Carberry especially appreciated the informality as well as the warm welcome she received.

“I grew up a Catholic but I left because I felt too much like a sinner. All I ever heard was judgment and I already felt bad growing up in an alcoholic family. But this was a discussion between searchers and people who love Jesus and are trying to figure him out and that’s really the kind of Christian I am,” she said.

Reneé Carter and her 8-year-old son, Tyler Mapes, also appreciate the informality as well as the depth of discussion.

“Getting out the door every morning by 8:15 or 8:30 or even 9 a.m. because of school or soccer or whatever is hard. So I’m a little more loosey-goosey on Sunday,” Carter said. “We started coming because Tyler was asking questions about religions and I wanted him to explore for himself. We came here and never left. He plays piano for the older people, he asks them about World War II. I know he listens to the discussions. It gives both of us a chance to stop and think about things we probably wouldn’t stop to think about rushing off to soccer or school or any of life’s daily grind.”

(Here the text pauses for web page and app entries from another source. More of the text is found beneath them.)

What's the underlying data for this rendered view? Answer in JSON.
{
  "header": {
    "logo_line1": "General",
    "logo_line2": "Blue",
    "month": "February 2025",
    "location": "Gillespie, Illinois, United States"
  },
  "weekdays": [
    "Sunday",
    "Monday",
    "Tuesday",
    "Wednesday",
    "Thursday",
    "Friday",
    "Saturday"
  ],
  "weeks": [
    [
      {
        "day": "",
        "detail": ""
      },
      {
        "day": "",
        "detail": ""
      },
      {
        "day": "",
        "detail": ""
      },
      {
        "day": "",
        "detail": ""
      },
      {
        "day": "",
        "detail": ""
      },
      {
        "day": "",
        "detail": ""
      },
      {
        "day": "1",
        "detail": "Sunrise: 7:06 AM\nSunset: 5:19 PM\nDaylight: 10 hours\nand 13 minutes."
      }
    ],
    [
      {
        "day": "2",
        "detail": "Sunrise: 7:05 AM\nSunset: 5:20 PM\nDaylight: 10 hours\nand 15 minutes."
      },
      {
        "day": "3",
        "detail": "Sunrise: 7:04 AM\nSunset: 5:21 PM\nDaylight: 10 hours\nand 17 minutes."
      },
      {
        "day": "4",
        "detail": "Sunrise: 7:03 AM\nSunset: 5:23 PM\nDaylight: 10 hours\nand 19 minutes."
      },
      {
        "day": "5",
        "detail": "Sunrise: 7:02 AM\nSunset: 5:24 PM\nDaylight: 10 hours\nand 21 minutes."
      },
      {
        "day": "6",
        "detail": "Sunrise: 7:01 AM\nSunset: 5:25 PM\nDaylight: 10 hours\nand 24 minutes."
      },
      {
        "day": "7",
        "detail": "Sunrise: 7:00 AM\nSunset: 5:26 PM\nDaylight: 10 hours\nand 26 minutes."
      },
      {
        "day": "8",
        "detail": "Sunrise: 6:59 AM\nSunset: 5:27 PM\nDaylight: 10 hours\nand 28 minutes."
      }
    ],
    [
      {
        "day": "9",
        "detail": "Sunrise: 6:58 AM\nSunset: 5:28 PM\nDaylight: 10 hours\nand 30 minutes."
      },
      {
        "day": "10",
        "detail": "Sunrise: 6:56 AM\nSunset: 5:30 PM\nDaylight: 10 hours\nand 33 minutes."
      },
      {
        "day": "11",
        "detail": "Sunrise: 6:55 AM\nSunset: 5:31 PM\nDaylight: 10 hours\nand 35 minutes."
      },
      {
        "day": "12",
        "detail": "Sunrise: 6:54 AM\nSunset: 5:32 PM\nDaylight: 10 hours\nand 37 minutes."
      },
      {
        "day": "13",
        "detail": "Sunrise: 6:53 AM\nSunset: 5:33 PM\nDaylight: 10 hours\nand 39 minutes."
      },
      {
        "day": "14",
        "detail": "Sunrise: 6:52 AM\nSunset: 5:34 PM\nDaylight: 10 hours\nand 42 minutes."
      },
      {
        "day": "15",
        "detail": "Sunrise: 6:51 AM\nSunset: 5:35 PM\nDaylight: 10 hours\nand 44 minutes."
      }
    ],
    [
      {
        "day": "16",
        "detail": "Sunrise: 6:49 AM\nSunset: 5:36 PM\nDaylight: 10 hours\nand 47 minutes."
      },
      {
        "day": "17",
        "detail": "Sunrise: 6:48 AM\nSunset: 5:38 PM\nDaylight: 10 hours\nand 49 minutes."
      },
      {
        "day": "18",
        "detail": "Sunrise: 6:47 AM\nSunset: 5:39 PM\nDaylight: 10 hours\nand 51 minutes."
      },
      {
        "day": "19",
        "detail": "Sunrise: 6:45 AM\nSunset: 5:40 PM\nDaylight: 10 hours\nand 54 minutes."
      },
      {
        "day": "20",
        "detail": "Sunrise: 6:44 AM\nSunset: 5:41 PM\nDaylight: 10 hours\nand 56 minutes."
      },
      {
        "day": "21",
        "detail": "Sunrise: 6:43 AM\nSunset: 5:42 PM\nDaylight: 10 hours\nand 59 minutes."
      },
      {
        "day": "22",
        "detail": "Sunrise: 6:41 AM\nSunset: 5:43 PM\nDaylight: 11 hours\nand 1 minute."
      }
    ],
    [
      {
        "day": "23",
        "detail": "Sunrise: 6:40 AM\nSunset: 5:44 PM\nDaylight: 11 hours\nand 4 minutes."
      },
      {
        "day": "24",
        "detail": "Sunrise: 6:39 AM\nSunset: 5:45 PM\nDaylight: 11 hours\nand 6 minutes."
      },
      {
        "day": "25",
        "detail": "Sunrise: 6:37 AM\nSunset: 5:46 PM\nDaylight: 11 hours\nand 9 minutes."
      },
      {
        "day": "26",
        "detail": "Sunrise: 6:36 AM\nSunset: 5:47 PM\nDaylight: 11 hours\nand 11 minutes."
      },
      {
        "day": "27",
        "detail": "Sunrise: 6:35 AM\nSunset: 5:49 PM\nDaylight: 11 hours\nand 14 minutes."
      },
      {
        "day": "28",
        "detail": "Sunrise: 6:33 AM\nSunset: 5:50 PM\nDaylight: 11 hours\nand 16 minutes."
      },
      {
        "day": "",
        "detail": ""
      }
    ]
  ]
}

“I’m one of the older ones who think this is a great idea,” fifty-year member Mary Smith said after the 9 a.m. worship service. “The church needs some pep, some youth to it. This is it.”

“We get to feel Jesus’ teaching a lot,” Friesen said about how TaborSpace programs have grown into and with the neighborhood. “We get to be generous, and that generosity comes back in so many ways. Not in the exact way you extend it but in so many amazing ways that after a while, you begin to trust it.”

Friesen’s ability to trust that what is needed will come was made literally clear when Mt. Tabor celebrated the opening of TaborSpace with a meal of Stone Soup.

“I just put some pots of water on the stove, people brought stuff and we let it cook during worship. We made soup out of what came.”

Mt. Tabor Presbyterian Church makes church, makes community, out of who comes in through TaborSpace.

Anitra Kitts is a freelance writer in Santa Rosa, Calif., and a candidate for the ministry certified as ready to receive a call by Cascades Presbytery.